  • long story short: a book that made up your childhood
    Again, another catchy song that I just can’t help but dance along to! 😂

I can;t pick anything other than the Harry Potter series for this one. I grew up waiting for these books to be released which would sometimes be years! It was always a tradition that my Nan would preorder them for me as she knew how much I adored the series – and yes, confession time: I did shed a few tears at the end of the Warner Brothers Studio Tour seeing that screen that says, “No story lives unless someone wants to listen. The stories we love best do live in us forever. So whether you come back by page or by the big screen, Hogwarts will always be there to welcome you home.”

  • marjorie: a book with a moving message
    Marjorie has a few lyrics in it which were like a massive lightbulb going PING when I really sat and listened to it properly and those words actually helped me to claw my way out a certain hole at the end of last year! They’re probably some of the most poignant lyrics I’ve ever heard to be honest and I could really relate to them in that moment.
    Never be so polite, you forget your power / Never wield such power, you forget to be polite

It wasn’t until I was scrolling through Goodreads that this read came back to me and like my lightbulb moment in marjorie, the lightbulb went off here to match Eleanor Oliphant is Completely Fine by Gail Honeyman to this prompt. It’s such a moving story with a powerful message.

  • closure: a series in which you NEED to read the next book
    Closure is a song that I’m not particularly that fond in fairness – there are so many others I prefer more.

Ready Player One by Ernest Cline is one of my ALL-TIME favourite novels and I know that the sequel Ready Player Two has been out since November so I could literally order it and read it ASAP but I really do NEED to read it! 🙈🙃

  • evermore: the perfect conclusion to an extremely long (but worth it) series
    The tune to this sounds so simplistically beautiful and I love both of Taylor’s duets with Bon Iver – this song was so perfect for winter too.

So when I first read Lord of the Rings by J.R.R Tolkien – I read each volume back to back as I have the special anniversary edition where they are all in the one book – me being me, I have to read only one book at a time so when I started the Fellowship I knew I was going to have to read all the way through to the Appendices before I could pick up another book. It was so worth it though. I’d love to reread the whole series again soon. Middle Earth is probably my favourite of all of the fictional worlds and so often I’m whinging that a book ends with a big battle and doesn’t fully explain the aftermath – that’s definitely NOT the case with LOTR! Haha!

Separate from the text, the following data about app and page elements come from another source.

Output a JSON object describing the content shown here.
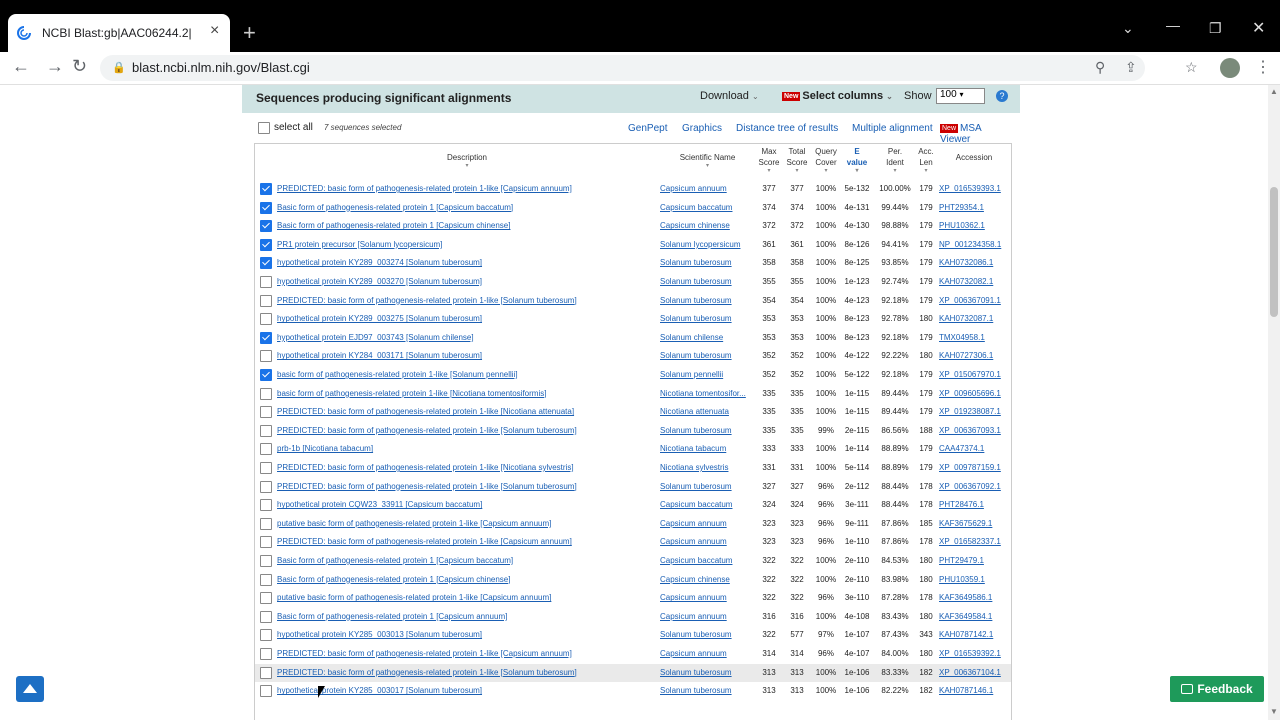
{
  "browser": {
    "tab_title": "NCBI Blast:gb|AAC06244.2|",
    "new_tab": "+",
    "url": "blast.ncbi.nlm.nih.gov/Blast.cgi"
  },
  "header": {
    "title": "Sequences producing significant alignments",
    "download": "Download",
    "select_columns": "Select columns",
    "show": "Show",
    "show_value": "100",
    "new_badge": "New",
    "help": "?"
  },
  "selection": {
    "select_all": "select all",
    "count_text": "7 sequences selected",
    "links": [
      "GenPept",
      "Graphics",
      "Distance tree of results",
      "Multiple alignment",
      "MSA Viewer"
    ]
  },
  "columns": {
    "description": "Description",
    "scientific_name": "Scientific Name",
    "max_score": [
      "Max",
      "Score"
    ],
    "total_score": [
      "Total",
      "Score"
    ],
    "query_cover": [
      "Query",
      "Cover"
    ],
    "e_value": [
      "E",
      "value"
    ],
    "per_ident": [
      "Per.",
      "Ident"
    ],
    "acc_len": [
      "Acc.",
      "Len"
    ],
    "accession": "Accession"
  },
  "rows": [
    {
      "checked": true,
      "desc": "PREDICTED: basic form of pathogenesis-related protein 1-like [Capsicum annuum]",
      "sci": "Capsicum annuum",
      "max": "377",
      "total": "377",
      "cover": "100%",
      "e": "5e-132",
      "ident": "100.00%",
      "len": "179",
      "acc": "XP_016539393.1"
    },
    {
      "checked": true,
      "desc": "Basic form of pathogenesis-related protein 1 [Capsicum baccatum]",
      "sci": "Capsicum baccatum",
      "max": "374",
      "total": "374",
      "cover": "100%",
      "e": "4e-131",
      "ident": "99.44%",
      "len": "179",
      "acc": "PHT29354.1"
    },
    {
      "checked": true,
      "desc": "Basic form of pathogenesis-related protein 1 [Capsicum chinense]",
      "sci": "Capsicum chinense",
      "max": "372",
      "total": "372",
      "cover": "100%",
      "e": "4e-130",
      "ident": "98.88%",
      "len": "179",
      "acc": "PHU10362.1"
    },
    {
      "checked": true,
      "desc": "PR1 protein precursor [Solanum lycopersicum]",
      "sci": "Solanum lycopersicum",
      "max": "361",
      "total": "361",
      "cover": "100%",
      "e": "8e-126",
      "ident": "94.41%",
      "len": "179",
      "acc": "NP_001234358.1"
    },
    {
      "checked": true,
      "desc": "hypothetical protein KY289_003274 [Solanum tuberosum]",
      "sci": "Solanum tuberosum",
      "max": "358",
      "total": "358",
      "cover": "100%",
      "e": "8e-125",
      "ident": "93.85%",
      "len": "179",
      "acc": "KAH0732086.1"
    },
    {
      "checked": false,
      "desc": "hypothetical protein KY289_003270 [Solanum tuberosum]",
      "sci": "Solanum tuberosum",
      "max": "355",
      "total": "355",
      "cover": "100%",
      "e": "1e-123",
      "ident": "92.74%",
      "len": "179",
      "acc": "KAH0732082.1"
    },
    {
      "checked": false,
      "desc": "PREDICTED: basic form of pathogenesis-related protein 1-like [Solanum tuberosum]",
      "sci": "Solanum tuberosum",
      "max": "354",
      "total": "354",
      "cover": "100%",
      "e": "4e-123",
      "ident": "92.18%",
      "len": "179",
      "acc": "XP_006367091.1"
    },
    {
      "checked": false,
      "desc": "hypothetical protein KY289_003275 [Solanum tuberosum]",
      "sci": "Solanum tuberosum",
      "max": "353",
      "total": "353",
      "cover": "100%",
      "e": "8e-123",
      "ident": "92.78%",
      "len": "180",
      "acc": "KAH0732087.1"
    },
    {
      "checked": true,
      "desc": "hypothetical protein EJD97_003743 [Solanum chilense]",
      "sci": "Solanum chilense",
      "max": "353",
      "total": "353",
      "cover": "100%",
      "e": "8e-123",
      "ident": "92.18%",
      "len": "179",
      "acc": "TMX04958.1"
    },
    {
      "checked": false,
      "desc": "hypothetical protein KY284_003171 [Solanum tuberosum]",
      "sci": "Solanum tuberosum",
      "max": "352",
      "total": "352",
      "cover": "100%",
      "e": "4e-122",
      "ident": "92.22%",
      "len": "180",
      "acc": "KAH0727306.1"
    },
    {
      "checked": true,
      "desc": "basic form of pathogenesis-related protein 1-like [Solanum pennellii]",
      "sci": "Solanum pennellii",
      "max": "352",
      "total": "352",
      "cover": "100%",
      "e": "5e-122",
      "ident": "92.18%",
      "len": "179",
      "acc": "XP_015067970.1"
    },
    {
      "checked": false,
      "desc": "basic form of pathogenesis-related protein 1-like [Nicotiana tomentosiformis]",
      "sci": "Nicotiana tomentosifor...",
      "max": "335",
      "total": "335",
      "cover": "100%",
      "e": "1e-115",
      "ident": "89.44%",
      "len": "179",
      "acc": "XP_009605696.1"
    },
    {
      "checked": false,
      "desc": "PREDICTED: basic form of pathogenesis-related protein 1-like [Nicotiana attenuata]",
      "sci": "Nicotiana attenuata",
      "max": "335",
      "total": "335",
      "cover": "100%",
      "e": "1e-115",
      "ident": "89.44%",
      "len": "179",
      "acc": "XP_019238087.1"
    },
    {
      "checked": false,
      "desc": "PREDICTED: basic form of pathogenesis-related protein 1-like [Solanum tuberosum]",
      "sci": "Solanum tuberosum",
      "max": "335",
      "total": "335",
      "cover": "99%",
      "e": "2e-115",
      "ident": "86.56%",
      "len": "188",
      "acc": "XP_006367093.1"
    },
    {
      "checked": false,
      "desc": "prb-1b [Nicotiana tabacum]",
      "sci": "Nicotiana tabacum",
      "max": "333",
      "total": "333",
      "cover": "100%",
      "e": "1e-114",
      "ident": "88.89%",
      "len": "179",
      "acc": "CAA47374.1"
    },
    {
      "checked": false,
      "desc": "PREDICTED: basic form of pathogenesis-related protein 1-like [Nicotiana sylvestris]",
      "sci": "Nicotiana sylvestris",
      "max": "331",
      "total": "331",
      "cover": "100%",
      "e": "5e-114",
      "ident": "88.89%",
      "len": "179",
      "acc": "XP_009787159.1"
    },
    {
      "checked": false,
      "desc": "PREDICTED: basic form of pathogenesis-related protein 1-like [Solanum tuberosum]",
      "sci": "Solanum tuberosum",
      "max": "327",
      "total": "327",
      "cover": "96%",
      "e": "2e-112",
      "ident": "88.44%",
      "len": "178",
      "acc": "XP_006367092.1"
    },
    {
      "checked": false,
      "desc": "hypothetical protein CQW23_33911 [Capsicum baccatum]",
      "sci": "Capsicum baccatum",
      "max": "324",
      "total": "324",
      "cover": "96%",
      "e": "3e-111",
      "ident": "88.44%",
      "len": "178",
      "acc": "PHT28476.1"
    },
    {
      "checked": false,
      "desc": "putative basic form of pathogenesis-related protein 1-like [Capsicum annuum]",
      "sci": "Capsicum annuum",
      "max": "323",
      "total": "323",
      "cover": "96%",
      "e": "9e-111",
      "ident": "87.86%",
      "len": "185",
      "acc": "KAF3675629.1"
    },
    {
      "checked": false,
      "desc": "PREDICTED: basic form of pathogenesis-related protein 1-like [Capsicum annuum]",
      "sci": "Capsicum annuum",
      "max": "323",
      "total": "323",
      "cover": "96%",
      "e": "1e-110",
      "ident": "87.86%",
      "len": "178",
      "acc": "XP_016582337.1"
    },
    {
      "checked": false,
      "desc": "Basic form of pathogenesis-related protein 1 [Capsicum baccatum]",
      "sci": "Capsicum baccatum",
      "max": "322",
      "total": "322",
      "cover": "100%",
      "e": "2e-110",
      "ident": "84.53%",
      "len": "180",
      "acc": "PHT29479.1"
    },
    {
      "checked": false,
      "desc": "Basic form of pathogenesis-related protein 1 [Capsicum chinense]",
      "sci": "Capsicum chinense",
      "max": "322",
      "total": "322",
      "cover": "100%",
      "e": "2e-110",
      "ident": "83.98%",
      "len": "180",
      "acc": "PHU10359.1"
    },
    {
      "checked": false,
      "desc": "putative basic form of pathogenesis-related protein 1-like [Capsicum annuum]",
      "sci": "Capsicum annuum",
      "max": "322",
      "total": "322",
      "cover": "96%",
      "e": "3e-110",
      "ident": "87.28%",
      "len": "178",
      "acc": "KAF3649586.1"
    },
    {
      "checked": false,
      "desc": "Basic form of pathogenesis-related protein 1 [Capsicum annuum]",
      "sci": "Capsicum annuum",
      "max": "316",
      "total": "316",
      "cover": "100%",
      "e": "4e-108",
      "ident": "83.43%",
      "len": "180",
      "acc": "KAF3649584.1"
    },
    {
      "checked": false,
      "desc": "hypothetical protein KY285_003013 [Solanum tuberosum]",
      "sci": "Solanum tuberosum",
      "max": "322",
      "total": "577",
      "cover": "97%",
      "e": "1e-107",
      "ident": "87.43%",
      "len": "343",
      "acc": "KAH0787142.1"
    },
    {
      "checked": false,
      "desc": "PREDICTED: basic form of pathogenesis-related protein 1-like [Capsicum annuum]",
      "sci": "Capsicum annuum",
      "max": "314",
      "total": "314",
      "cover": "96%",
      "e": "4e-107",
      "ident": "84.00%",
      "len": "180",
      "acc": "XP_016539392.1"
    },
    {
      "checked": false,
      "desc": "PREDICTED: basic form of pathogenesis-related protein 1-like [Solanum tuberosum]",
      "sci": "Solanum tuberosum",
      "max": "313",
      "total": "313",
      "cover": "100%",
      "e": "1e-106",
      "ident": "83.33%",
      "len": "182",
      "acc": "XP_006367104.1",
      "highlight": true
    },
    {
      "checked": false,
      "desc": "hypothetical protein KY285_003017 [Solanum tuberosum]",
      "sci": "Solanum tuberosum",
      "max": "313",
      "total": "313",
      "cover": "100%",
      "e": "1e-106",
      "ident": "82.22%",
      "len": "182",
      "acc": "KAH0787146.1"
    }
  ],
  "feedback": "Feedback",
  "colors": {
    "header_bar": "#cfe3e3",
    "link": "#1a5fb4",
    "feedback": "#1e9a5a",
    "check": "#1a73e8"
  }
}
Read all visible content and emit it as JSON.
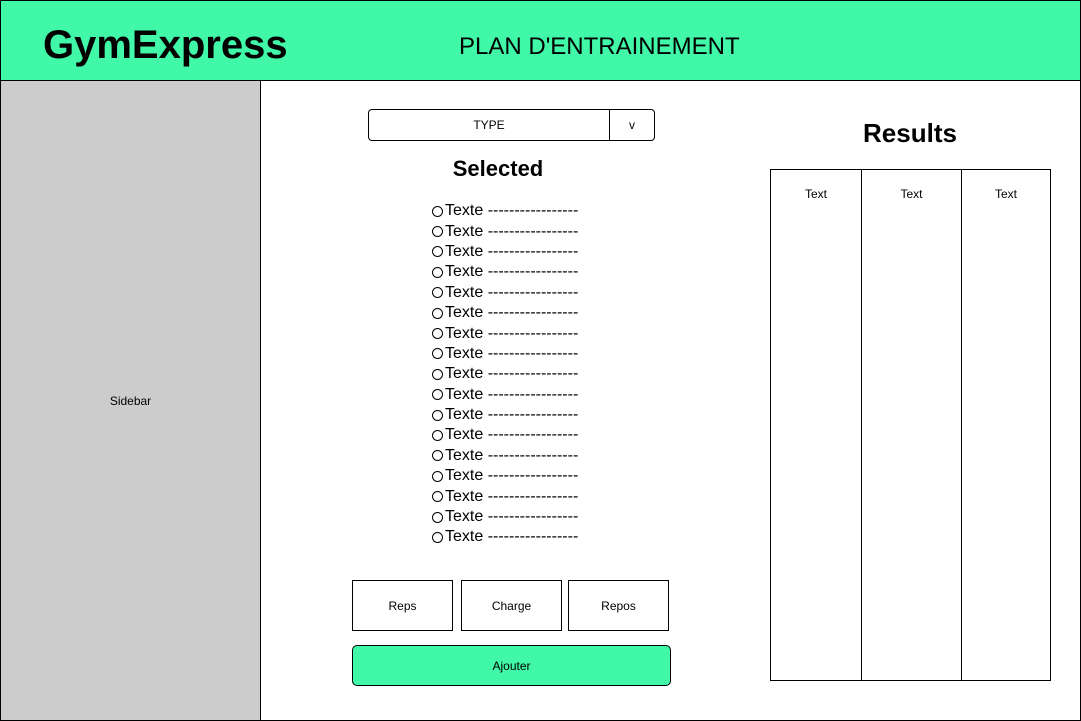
{
  "header": {
    "logo": "GymExpress",
    "title": "PLAN D'ENTRAINEMENT"
  },
  "sidebar": {
    "label": "Sidebar"
  },
  "type_select": {
    "selected": "TYPE",
    "arrow": "v"
  },
  "selected": {
    "title": "Selected",
    "items": [
      "Texte -----------------",
      "Texte -----------------",
      "Texte -----------------",
      "Texte -----------------",
      "Texte -----------------",
      "Texte -----------------",
      "Texte -----------------",
      "Texte -----------------",
      "Texte -----------------",
      "Texte -----------------",
      "Texte -----------------",
      "Texte -----------------",
      "Texte -----------------",
      "Texte -----------------",
      "Texte -----------------",
      "Texte -----------------",
      "Texte -----------------"
    ]
  },
  "fields": {
    "reps": "Reps",
    "charge": "Charge",
    "repos": "Repos"
  },
  "add_button": "Ajouter",
  "results": {
    "title": "Results",
    "columns": [
      "Text",
      "Text",
      "Text"
    ]
  },
  "colors": {
    "accent": "#40f8a8",
    "sidebar": "#cccccc"
  }
}
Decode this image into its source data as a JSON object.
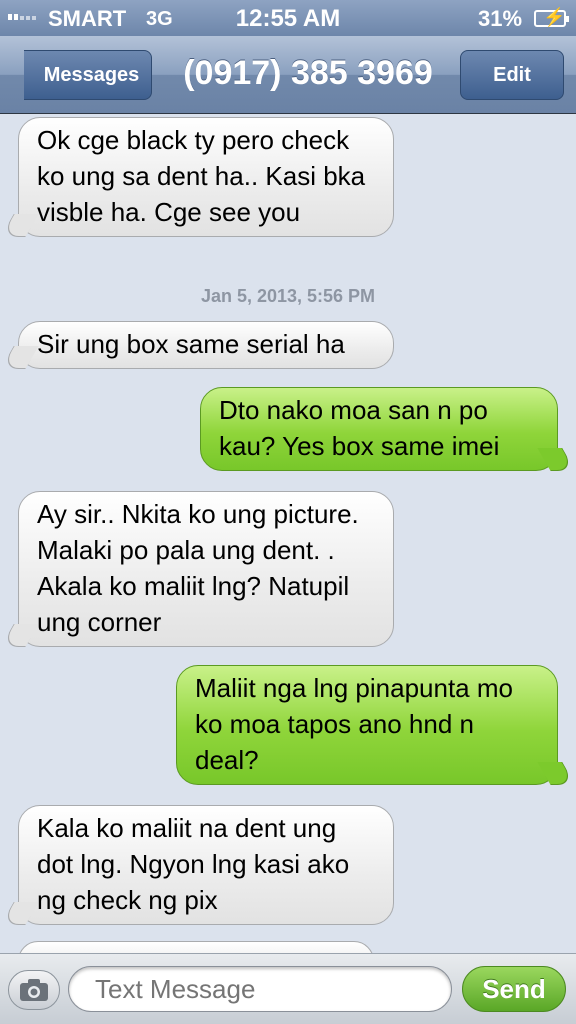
{
  "status_bar": {
    "carrier": "SMART",
    "network": "3G",
    "time": "12:55 AM",
    "battery": "31%",
    "icons": [
      "signal-bars-icon",
      "battery-charging-icon"
    ]
  },
  "nav": {
    "back_label": "Messages",
    "title": "(0917) 385 3969",
    "edit_label": "Edit"
  },
  "messages": [
    {
      "direction": "incoming",
      "text": "Ok cge black ty pero check ko ung sa dent ha.. Kasi bka visble ha. Cge see you"
    },
    {
      "type": "timestamp",
      "text": "Jan 5, 2013, 5:56 PM"
    },
    {
      "direction": "incoming",
      "text": "Sir ung box same serial ha"
    },
    {
      "direction": "outgoing",
      "text": "Dto nako moa san n po kau? Yes box same imei"
    },
    {
      "direction": "incoming",
      "text": "Ay sir.. Nkita ko ung picture. Malaki po pala ung dent. . Akala ko maliit lng? Natupil ung corner"
    },
    {
      "direction": "outgoing",
      "text": "Maliit nga lng pinapunta mo ko moa tapos ano hnd n deal?"
    },
    {
      "direction": "incoming",
      "text": "Kala ko maliit na dent ung dot lng. Ngyon lng kasi ako ng check ng pix"
    }
  ],
  "input": {
    "placeholder": "Text Message",
    "send_label": "Send"
  },
  "colors": {
    "incoming_bubble": "#e8e8e8",
    "outgoing_bubble": "#8fd53a",
    "nav_bar": "#7d93b4",
    "background": "#dbe2ed"
  }
}
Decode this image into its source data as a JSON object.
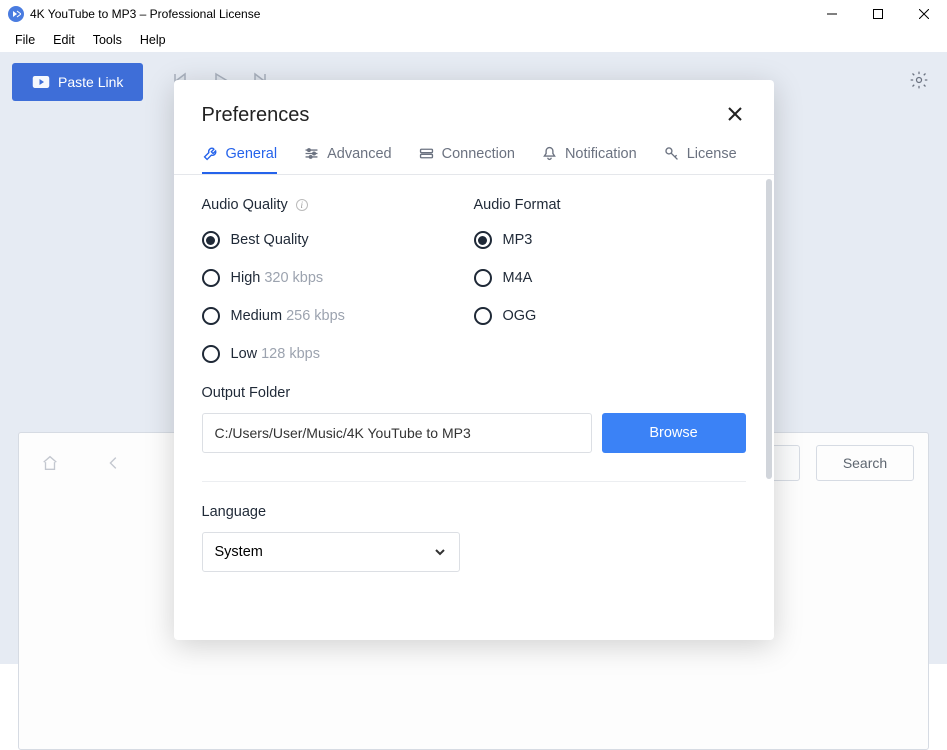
{
  "window": {
    "title": "4K YouTube to MP3 – Professional License"
  },
  "menu": {
    "file": "File",
    "edit": "Edit",
    "tools": "Tools",
    "help": "Help"
  },
  "toolbar": {
    "paste_link": "Paste Link"
  },
  "background": {
    "search_btn": "Search"
  },
  "modal": {
    "title": "Preferences",
    "tabs": {
      "general": "General",
      "advanced": "Advanced",
      "connection": "Connection",
      "notification": "Notification",
      "license": "License"
    },
    "audio_quality": {
      "label": "Audio Quality",
      "best": "Best Quality",
      "high": "High",
      "high_rate": "320 kbps",
      "medium": "Medium",
      "medium_rate": "256 kbps",
      "low": "Low",
      "low_rate": "128 kbps"
    },
    "audio_format": {
      "label": "Audio Format",
      "mp3": "MP3",
      "m4a": "M4A",
      "ogg": "OGG"
    },
    "output": {
      "label": "Output Folder",
      "path": "C:/Users/User/Music/4K YouTube to MP3",
      "browse": "Browse"
    },
    "language": {
      "label": "Language",
      "value": "System"
    }
  }
}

This was such a fun tag to explore to share my love of books and my love of evermore! Thank you so much Riddhi and Ahaana for bringing this fabulous tag into my bloglife!

Are you constantly playing folklore or evermore on repeat? What are your favourite tracks? I’m not great at tagging people so consider yourself tagged if you fancy like giving the evermore book tag a go!
As always, drop me a comment below to chat! ☺️

T xx